Something I’ve been doing for a while now is finding people who have stolen my tweets and responding to those stolen tweets as if I was just laughing at them. I have really great followers who always will pick up on when a tweet is stolen and call out the stealer whenever I do that… People are very loyal to and defensive of this weird little corner of Twitter comedy, which is really nice.
Something I’ve been doing for a while now is finding people who have stolen my tweets and responding to those stolen tweets as if I was just laughing at them.
Aside from that, I guess all of Twitter is a social experiment in how people choose to portray themselves and interact with others online. My account in a way is a writing experiment playing with voice and character. I’m pretty fascinated with the idea that people relate more to a character or an imagined persona than to a “real person” on Twitter. I think as a reader, it’s also easier to project what you want someone to be like the more abstracted they are from a real person.
Do you consider your Twitter account an art project? Are the tweets coming from you, Jonathan Sun, or a character? Or somewhere in between?
I consider it a writing exercise! It’s definitely a combination. I’d say I’m very aware of how I’m using a specific and character and voice I’ve developed and experimenting with what I can do with that! At the same time, I am genuinely attached to the character, and they are definitely my genuine thoughts and ideas being filtered through.
To me, character serves to create a voice in a medium that’s purely textual… I’m also interested in how you can affect the idea of comedic timing through those misspellings. Forcing a reader to slow down just for a millisecond because they are tripped up over a typo I think creates a delayed delivery that kind of translates to the actual time-based element of telling a joke in real life.

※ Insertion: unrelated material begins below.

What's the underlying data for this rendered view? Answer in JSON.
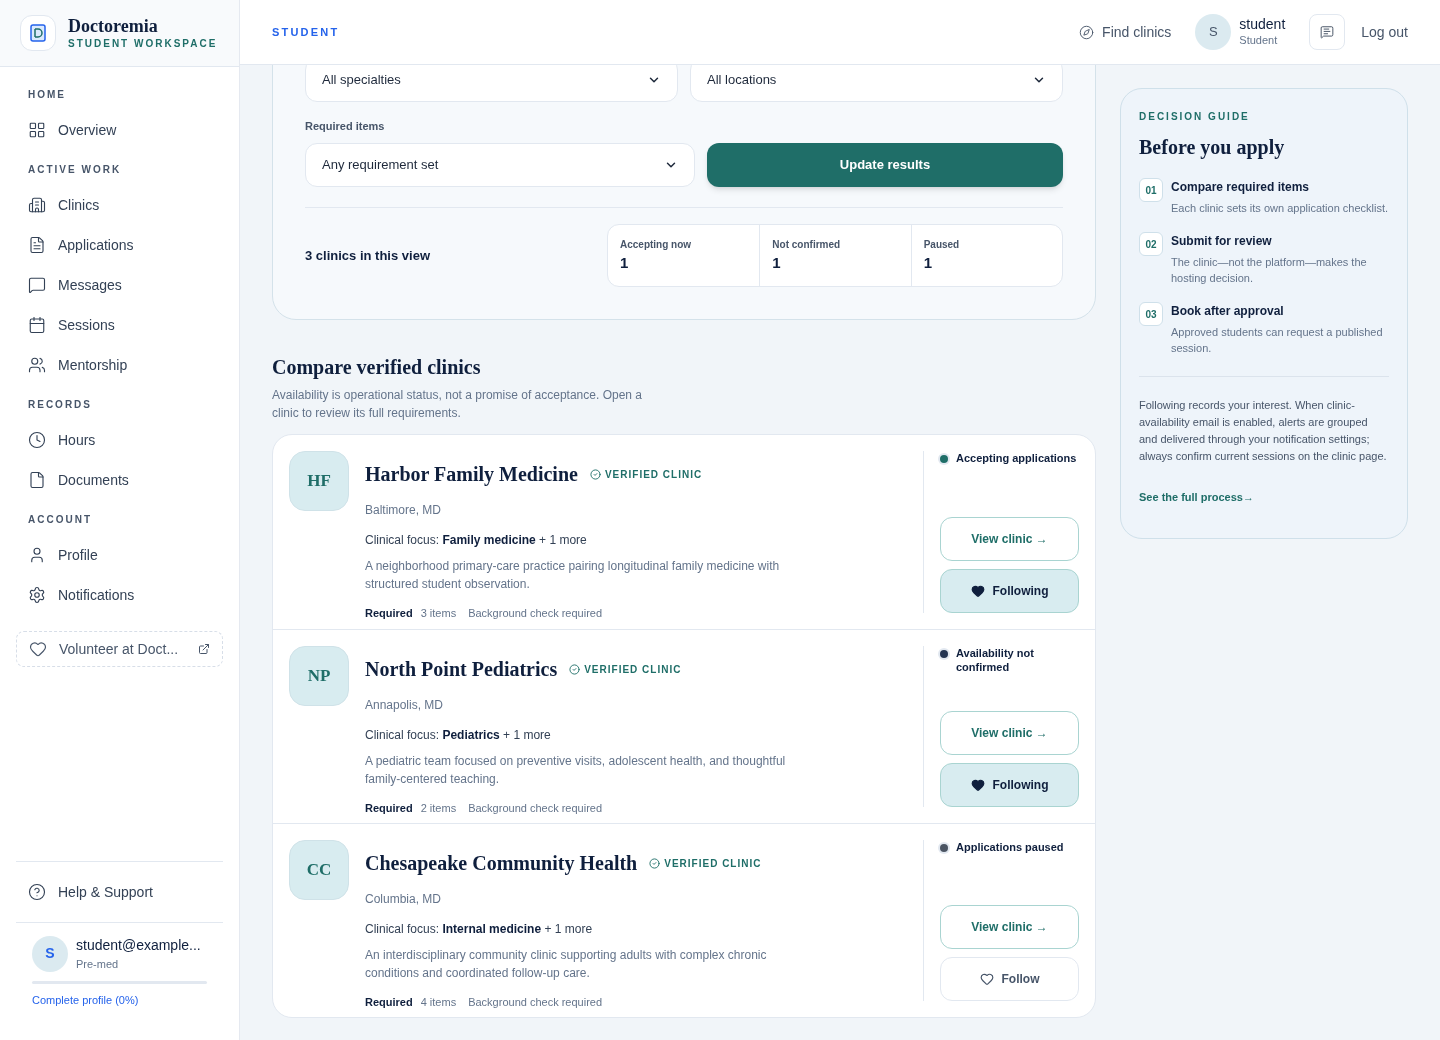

Anything else you’d like to add?
YES! I want to take to moment to say that content “aggregators” like the Fat Jew and Fuck Jerry can go to hell. Part of the fun of this tweet was being so easily able to see who would steal this “amazing true fact” without attributing it. And I’m glad I can bring some attention to the fact that the Internet has a huge problem with content ownership. I’ve met so many brilliant creators and writers and people on Twitter that—even though it’s “just Twitter”—are pouring a lot of their creative life into this. It doesn’t matter that it’s “just Twitter”—creative production is creative production is creative production.

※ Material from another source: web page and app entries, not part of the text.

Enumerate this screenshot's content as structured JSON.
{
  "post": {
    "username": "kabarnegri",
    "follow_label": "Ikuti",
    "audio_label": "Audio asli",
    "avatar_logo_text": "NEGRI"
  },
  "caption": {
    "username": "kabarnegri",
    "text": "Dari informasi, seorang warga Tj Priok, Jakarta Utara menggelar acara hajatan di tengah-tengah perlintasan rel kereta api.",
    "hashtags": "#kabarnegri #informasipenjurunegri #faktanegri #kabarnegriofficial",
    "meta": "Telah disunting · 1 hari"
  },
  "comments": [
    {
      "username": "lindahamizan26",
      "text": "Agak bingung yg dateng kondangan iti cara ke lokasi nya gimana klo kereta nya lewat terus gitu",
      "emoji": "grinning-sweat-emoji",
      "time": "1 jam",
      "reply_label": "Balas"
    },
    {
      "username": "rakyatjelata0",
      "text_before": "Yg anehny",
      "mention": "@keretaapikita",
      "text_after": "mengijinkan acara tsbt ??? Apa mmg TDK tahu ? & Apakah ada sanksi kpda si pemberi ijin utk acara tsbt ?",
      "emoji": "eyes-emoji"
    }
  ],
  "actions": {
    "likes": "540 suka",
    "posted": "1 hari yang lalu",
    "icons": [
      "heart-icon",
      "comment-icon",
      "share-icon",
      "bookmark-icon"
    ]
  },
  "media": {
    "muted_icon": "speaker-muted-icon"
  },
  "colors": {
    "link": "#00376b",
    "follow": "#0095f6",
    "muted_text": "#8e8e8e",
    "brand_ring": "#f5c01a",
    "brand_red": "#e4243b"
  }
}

What people don’t understand is that original comedians and writers on Twitter are not making any money from tweeting their material and that they’re putting it into the world FOR FREE! Just so it can be out there and for people to read and laugh at and respond to! The ONLY THING we ask for return is to be able to be credited for our work! For professional writers, Twitter is very much part of their actual careers, and for everyone else, Twitter plays an important creative role in their otherwise awesome lives. People like Fat Jew and Fuck Jerry who steal material and post it as their own are taking away the ONE THING that we can actually get back from our writing, which is the ability to say “I did this! Come look at some of my other stuff! Please maybe consider hiring me or even just connecting with me as a person and being my friend!” And if this isn’t bad enough, it makes it completely despicable that they are making money while doing this as well.
Another fun thing about this is that even verifying the real facts on Google is difficult. Will Smith’s real middle name is Carroll. But if you search “will smith middle name” on Google, the result shows that his middle name is Christopher!
Photo via Alan Light/Flickr (CC BY 2.0)
Eve Peyser is a writer and comedian based in New York. She has published bylines in Esquire, the Washington Post, Gizmodo, and GQ, and she works as a staff politics and culture writer at Vice.
Monica Riese now serves as the Daily Dot’s director of production, having previously been the publication’s entertainment editor and assistant managing editor. She is based in Austin, Texas, and formerly contributed to the Austin Chronicle, where her breaking news work was recognized by the Association of Alternative Newsweeklies.